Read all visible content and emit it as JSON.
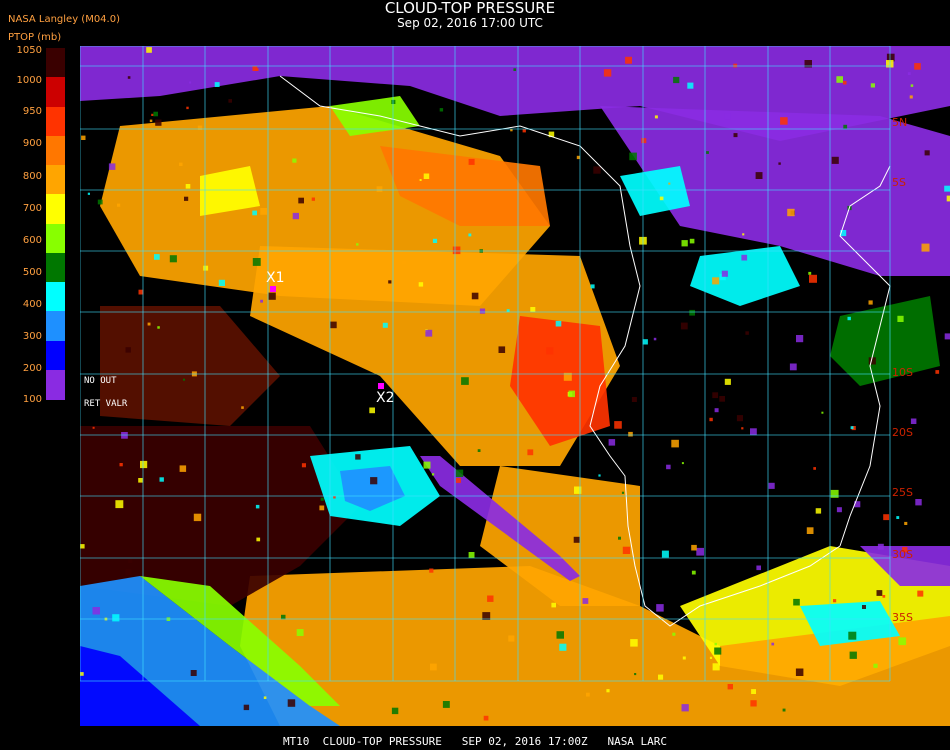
{
  "header": {
    "title": "CLOUD-TOP PRESSURE",
    "subtitle": "Sep 02, 2016 17:00 UTC",
    "producer": "NASA Langley (M04.0)",
    "unit": "PTOP (mb)"
  },
  "legend": {
    "ticks": [
      "1050",
      "1000",
      "950",
      "900",
      "800",
      "700",
      "600",
      "500",
      "400",
      "300",
      "200",
      "100"
    ],
    "colors": [
      "#3a0000",
      "#cc0000",
      "#ff3300",
      "#ff7700",
      "#ffa500",
      "#ffff00",
      "#88ff00",
      "#007700",
      "#00ffff",
      "#1e90ff",
      "#0000ff",
      "#8a2be2"
    ],
    "no_out_label": "NO   OUT",
    "ret_valr_label": "RET  VALR"
  },
  "map": {
    "lat_labels": [
      "5N",
      "5S",
      "10S",
      "20S",
      "25S",
      "30S",
      "35S"
    ],
    "markers": [
      {
        "label": "X1"
      },
      {
        "label": "X2"
      }
    ],
    "grid_color": "#40e0ff",
    "coast_color": "#ffffff"
  },
  "footer": {
    "text": "MT10  CLOUD-TOP PRESSURE   SEP 02, 2016 17:00Z   NASA LARC"
  }
}
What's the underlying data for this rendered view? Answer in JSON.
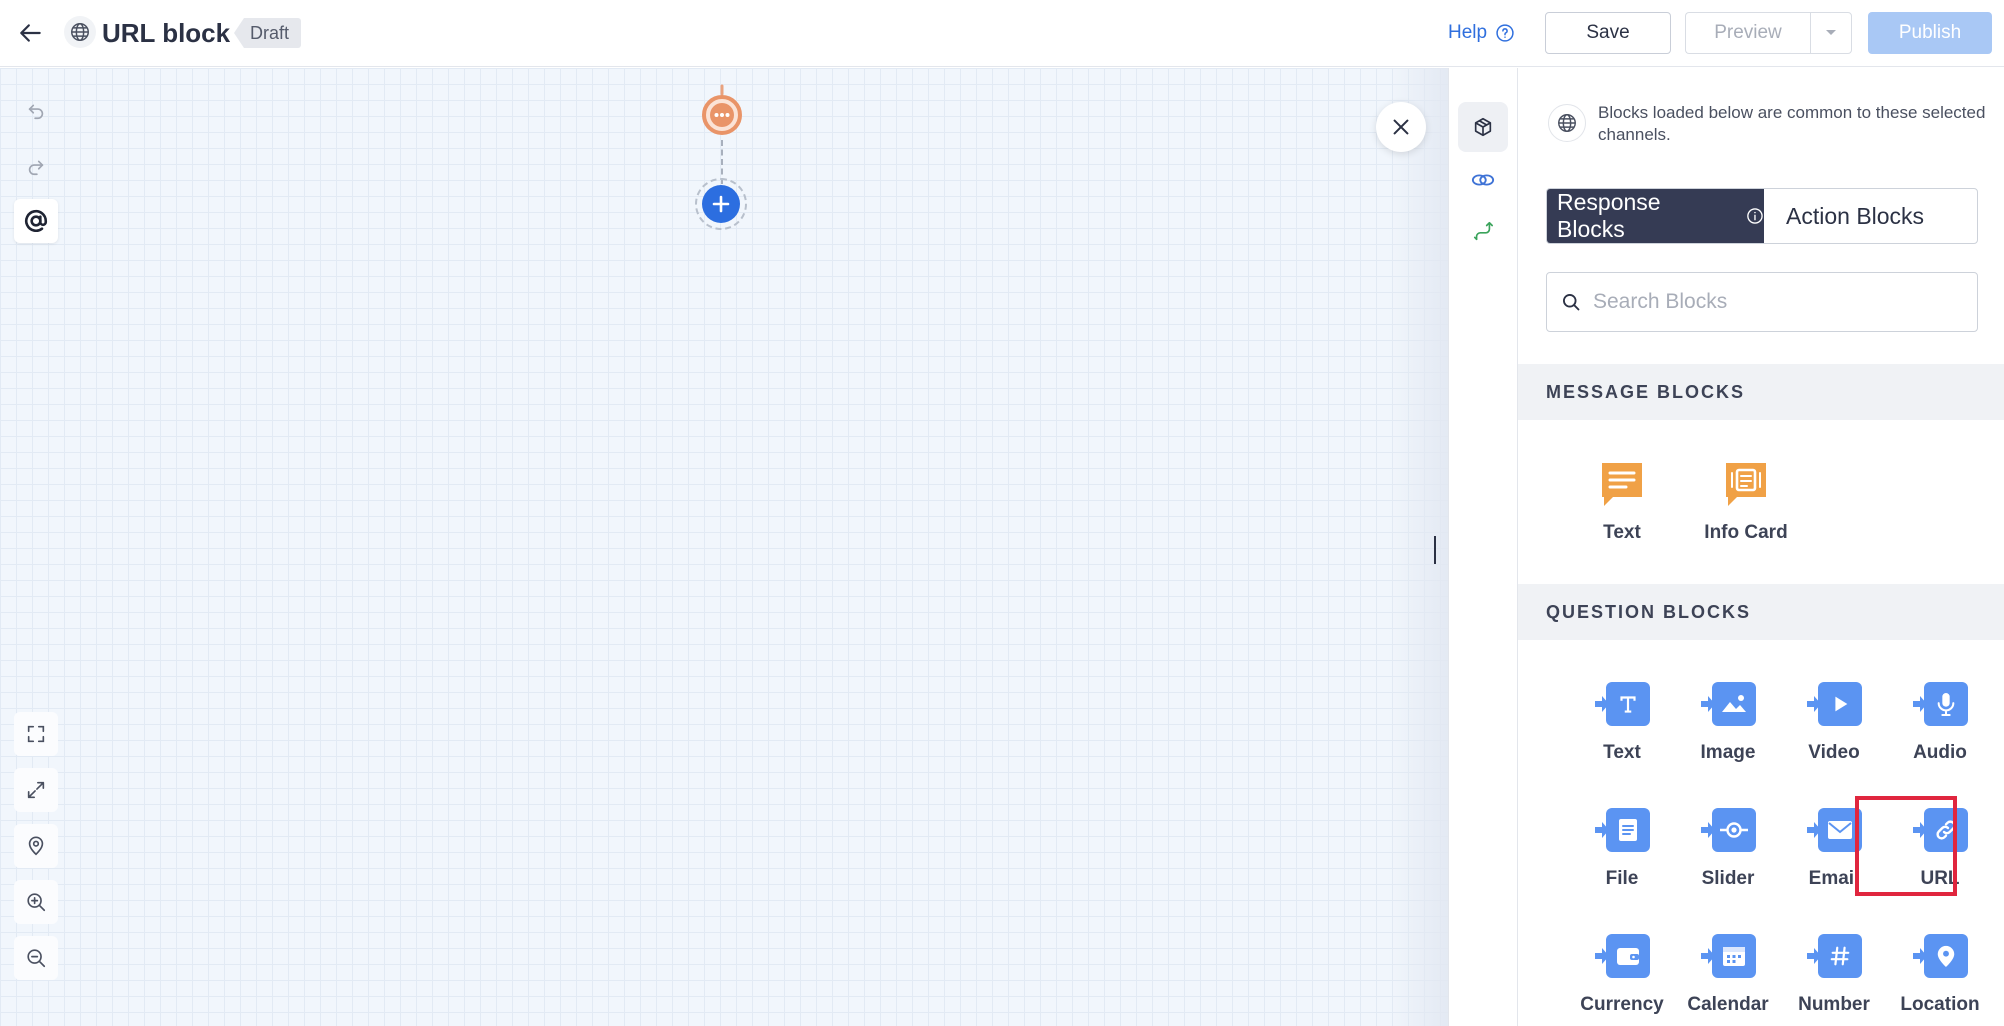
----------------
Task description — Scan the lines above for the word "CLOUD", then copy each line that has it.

Expected output —
    "title": "CLOUD-TOP PRESSURE",
    "text": "MT10  CLOUD-TOP PRESSURE   SEP 02, 2016 17:00Z   NASA LARC"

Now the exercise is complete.